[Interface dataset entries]

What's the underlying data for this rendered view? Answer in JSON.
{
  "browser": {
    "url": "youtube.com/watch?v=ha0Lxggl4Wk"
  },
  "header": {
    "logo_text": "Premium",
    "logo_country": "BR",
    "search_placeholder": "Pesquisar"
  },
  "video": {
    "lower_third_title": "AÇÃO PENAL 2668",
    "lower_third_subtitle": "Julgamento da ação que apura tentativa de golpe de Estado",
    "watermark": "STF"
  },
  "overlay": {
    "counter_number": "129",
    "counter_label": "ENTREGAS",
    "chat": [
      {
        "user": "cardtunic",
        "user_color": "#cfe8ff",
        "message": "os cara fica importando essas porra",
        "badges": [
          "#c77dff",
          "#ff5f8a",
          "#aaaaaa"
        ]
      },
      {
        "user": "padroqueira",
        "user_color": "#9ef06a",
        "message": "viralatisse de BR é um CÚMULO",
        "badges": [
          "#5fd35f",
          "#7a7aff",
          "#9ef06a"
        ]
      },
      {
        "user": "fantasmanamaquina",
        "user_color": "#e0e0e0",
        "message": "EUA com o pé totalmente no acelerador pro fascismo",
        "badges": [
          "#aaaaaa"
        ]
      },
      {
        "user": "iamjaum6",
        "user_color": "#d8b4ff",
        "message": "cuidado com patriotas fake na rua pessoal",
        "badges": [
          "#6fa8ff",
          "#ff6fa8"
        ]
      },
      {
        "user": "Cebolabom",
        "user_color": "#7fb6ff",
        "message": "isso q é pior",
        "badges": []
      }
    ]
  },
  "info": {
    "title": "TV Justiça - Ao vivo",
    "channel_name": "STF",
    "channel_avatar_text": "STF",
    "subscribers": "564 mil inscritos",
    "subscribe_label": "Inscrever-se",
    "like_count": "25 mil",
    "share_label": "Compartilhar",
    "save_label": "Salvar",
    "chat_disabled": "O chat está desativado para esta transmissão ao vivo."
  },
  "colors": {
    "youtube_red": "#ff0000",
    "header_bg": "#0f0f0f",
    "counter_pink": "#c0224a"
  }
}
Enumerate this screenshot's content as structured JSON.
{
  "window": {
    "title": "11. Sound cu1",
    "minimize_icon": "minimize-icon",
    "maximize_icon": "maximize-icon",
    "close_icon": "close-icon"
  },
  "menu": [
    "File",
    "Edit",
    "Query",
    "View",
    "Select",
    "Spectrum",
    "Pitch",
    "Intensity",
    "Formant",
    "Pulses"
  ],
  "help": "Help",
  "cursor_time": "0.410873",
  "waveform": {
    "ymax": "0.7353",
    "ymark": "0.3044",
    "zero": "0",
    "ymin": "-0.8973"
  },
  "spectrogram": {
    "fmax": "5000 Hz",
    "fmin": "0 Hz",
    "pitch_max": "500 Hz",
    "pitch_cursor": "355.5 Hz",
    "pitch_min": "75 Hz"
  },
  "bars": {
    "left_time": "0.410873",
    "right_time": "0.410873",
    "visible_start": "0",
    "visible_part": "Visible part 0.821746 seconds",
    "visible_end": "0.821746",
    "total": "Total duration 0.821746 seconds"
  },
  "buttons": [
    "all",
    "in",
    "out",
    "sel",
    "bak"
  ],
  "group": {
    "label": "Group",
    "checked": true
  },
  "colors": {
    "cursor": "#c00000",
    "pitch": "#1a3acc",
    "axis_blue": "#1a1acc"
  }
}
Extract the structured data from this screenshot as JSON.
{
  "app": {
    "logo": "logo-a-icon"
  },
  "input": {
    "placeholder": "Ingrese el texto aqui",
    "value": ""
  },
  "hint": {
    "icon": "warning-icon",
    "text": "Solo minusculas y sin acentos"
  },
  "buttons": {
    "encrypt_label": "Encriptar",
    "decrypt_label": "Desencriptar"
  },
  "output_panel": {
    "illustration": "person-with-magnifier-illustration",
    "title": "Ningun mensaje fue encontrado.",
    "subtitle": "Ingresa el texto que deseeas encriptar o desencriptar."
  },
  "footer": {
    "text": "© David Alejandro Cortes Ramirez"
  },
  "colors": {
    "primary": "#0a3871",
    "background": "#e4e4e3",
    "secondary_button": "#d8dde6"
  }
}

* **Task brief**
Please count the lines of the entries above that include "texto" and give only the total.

* **Written answer**
2